Capps supported the Obama administration's economic stimulus and the November 2009 Affordable Health Care for America Act.[1] She was strongly critical of the Stupak–Pitts Amendment to the latter, which placed limits on taxpayer-funding of abortions (except in the cases of rape, incest, or threat to the mother's life). Capps had earlier sponsored the Capps Amendment, which was defeated and replaced by the Stupak Amendment.

Committee assignmentsEdit

  • United States House Committee on Energy and Commerce|Committee on Energy and Commerce
    • United States House Energy Subcommittee on Energy and Power|Subcommittee on Energy and Power
    • United States House Energy Subcommittee on Environment and Economy|Subcommittee on Environment and Economy
    • United States House Energy Subcommittee on Health|Subcommittee on Health

CaucusesEdit

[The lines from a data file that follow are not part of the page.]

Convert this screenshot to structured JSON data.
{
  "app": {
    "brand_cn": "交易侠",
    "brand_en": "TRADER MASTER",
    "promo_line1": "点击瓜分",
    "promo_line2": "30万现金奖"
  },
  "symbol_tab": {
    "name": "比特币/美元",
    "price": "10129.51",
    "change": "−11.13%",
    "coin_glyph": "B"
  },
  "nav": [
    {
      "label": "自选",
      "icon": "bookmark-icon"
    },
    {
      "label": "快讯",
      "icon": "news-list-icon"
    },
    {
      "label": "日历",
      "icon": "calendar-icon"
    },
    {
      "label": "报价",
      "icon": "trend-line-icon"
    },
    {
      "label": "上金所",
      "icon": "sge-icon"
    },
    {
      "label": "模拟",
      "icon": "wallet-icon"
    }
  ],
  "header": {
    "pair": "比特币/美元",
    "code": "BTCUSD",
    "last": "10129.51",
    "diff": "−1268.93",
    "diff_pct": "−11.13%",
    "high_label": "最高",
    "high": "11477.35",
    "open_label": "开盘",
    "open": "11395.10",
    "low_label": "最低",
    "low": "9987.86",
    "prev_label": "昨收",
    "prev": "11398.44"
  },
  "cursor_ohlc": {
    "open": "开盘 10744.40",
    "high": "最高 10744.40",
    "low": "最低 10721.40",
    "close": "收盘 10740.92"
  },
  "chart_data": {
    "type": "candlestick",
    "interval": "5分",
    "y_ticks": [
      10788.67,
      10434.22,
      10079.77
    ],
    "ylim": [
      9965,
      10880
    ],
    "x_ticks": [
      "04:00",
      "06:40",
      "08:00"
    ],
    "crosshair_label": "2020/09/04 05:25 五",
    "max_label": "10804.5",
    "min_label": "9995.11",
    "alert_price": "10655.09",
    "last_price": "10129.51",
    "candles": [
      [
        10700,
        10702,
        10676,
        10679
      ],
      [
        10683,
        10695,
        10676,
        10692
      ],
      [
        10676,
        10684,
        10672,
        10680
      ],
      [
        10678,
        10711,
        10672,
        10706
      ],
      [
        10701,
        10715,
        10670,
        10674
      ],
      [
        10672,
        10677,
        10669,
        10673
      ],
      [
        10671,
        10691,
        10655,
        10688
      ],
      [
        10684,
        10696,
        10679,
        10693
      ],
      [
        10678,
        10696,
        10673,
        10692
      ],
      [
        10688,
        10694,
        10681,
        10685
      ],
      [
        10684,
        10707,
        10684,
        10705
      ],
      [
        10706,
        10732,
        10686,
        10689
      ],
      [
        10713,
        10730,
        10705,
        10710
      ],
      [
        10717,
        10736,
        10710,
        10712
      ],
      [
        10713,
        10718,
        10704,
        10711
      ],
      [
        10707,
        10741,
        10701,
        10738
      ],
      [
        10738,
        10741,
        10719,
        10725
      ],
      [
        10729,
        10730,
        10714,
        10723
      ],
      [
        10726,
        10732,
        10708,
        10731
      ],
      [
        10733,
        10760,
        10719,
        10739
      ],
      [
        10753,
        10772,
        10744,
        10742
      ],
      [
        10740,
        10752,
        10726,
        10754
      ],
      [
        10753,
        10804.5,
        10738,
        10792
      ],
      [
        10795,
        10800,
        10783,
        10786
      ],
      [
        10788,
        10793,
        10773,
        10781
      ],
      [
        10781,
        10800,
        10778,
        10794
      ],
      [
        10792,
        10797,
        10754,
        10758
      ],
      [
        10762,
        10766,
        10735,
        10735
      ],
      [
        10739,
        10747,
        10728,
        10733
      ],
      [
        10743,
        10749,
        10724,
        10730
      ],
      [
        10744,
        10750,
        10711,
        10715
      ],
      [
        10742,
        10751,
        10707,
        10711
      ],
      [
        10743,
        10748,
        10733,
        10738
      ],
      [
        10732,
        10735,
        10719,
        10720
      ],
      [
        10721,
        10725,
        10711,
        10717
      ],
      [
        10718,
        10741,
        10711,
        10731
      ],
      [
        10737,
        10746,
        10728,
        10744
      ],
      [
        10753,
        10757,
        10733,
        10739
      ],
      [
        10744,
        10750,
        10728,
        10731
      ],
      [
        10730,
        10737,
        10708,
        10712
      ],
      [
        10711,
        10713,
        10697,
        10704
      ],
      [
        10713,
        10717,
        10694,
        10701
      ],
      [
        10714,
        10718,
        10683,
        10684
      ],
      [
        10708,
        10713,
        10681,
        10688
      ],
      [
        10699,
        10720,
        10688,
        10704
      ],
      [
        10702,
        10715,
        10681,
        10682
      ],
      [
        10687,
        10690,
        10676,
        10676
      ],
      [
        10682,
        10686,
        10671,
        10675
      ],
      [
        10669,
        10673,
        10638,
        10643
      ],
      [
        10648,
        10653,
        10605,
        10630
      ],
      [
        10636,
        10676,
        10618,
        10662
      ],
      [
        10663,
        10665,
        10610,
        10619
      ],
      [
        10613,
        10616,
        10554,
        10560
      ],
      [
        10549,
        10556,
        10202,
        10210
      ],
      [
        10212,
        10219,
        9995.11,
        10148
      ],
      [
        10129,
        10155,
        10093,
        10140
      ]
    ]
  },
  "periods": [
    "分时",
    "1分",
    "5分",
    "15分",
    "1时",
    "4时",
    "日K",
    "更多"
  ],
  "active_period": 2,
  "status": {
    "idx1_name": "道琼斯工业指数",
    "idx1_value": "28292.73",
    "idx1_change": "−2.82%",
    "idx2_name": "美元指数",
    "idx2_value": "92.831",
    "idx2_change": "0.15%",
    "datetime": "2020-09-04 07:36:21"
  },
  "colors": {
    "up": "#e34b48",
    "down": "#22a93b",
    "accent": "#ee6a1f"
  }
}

  • Co-Chair of the Congressional Caucus on Women’s Issues
  • Co-Chair of the National Marine Sanctuary Caucus
  • Co-Chair of the Congressional Coastal Caucus
  • Co-Chair of the Biomedical Research Caucus
  • Co-Chair of the House Cancer Caucus
  • Co-Chair of the Congressional Heart and Stroke Coalition
  • Co-Founder and Co-Chair of the Congressional Caucus on Infant Health and Safety
  • Founded the Congressional Nursing Caucus
  • Founded the School Health and Safety Caucus

ReferencesEdit

  1. a b "California 23rd District Profile". New York Times. 2010-10-29. http://elections.nytimes.com/2010/house/california/23. Retrieved 2010-10-29. 

External linksEdit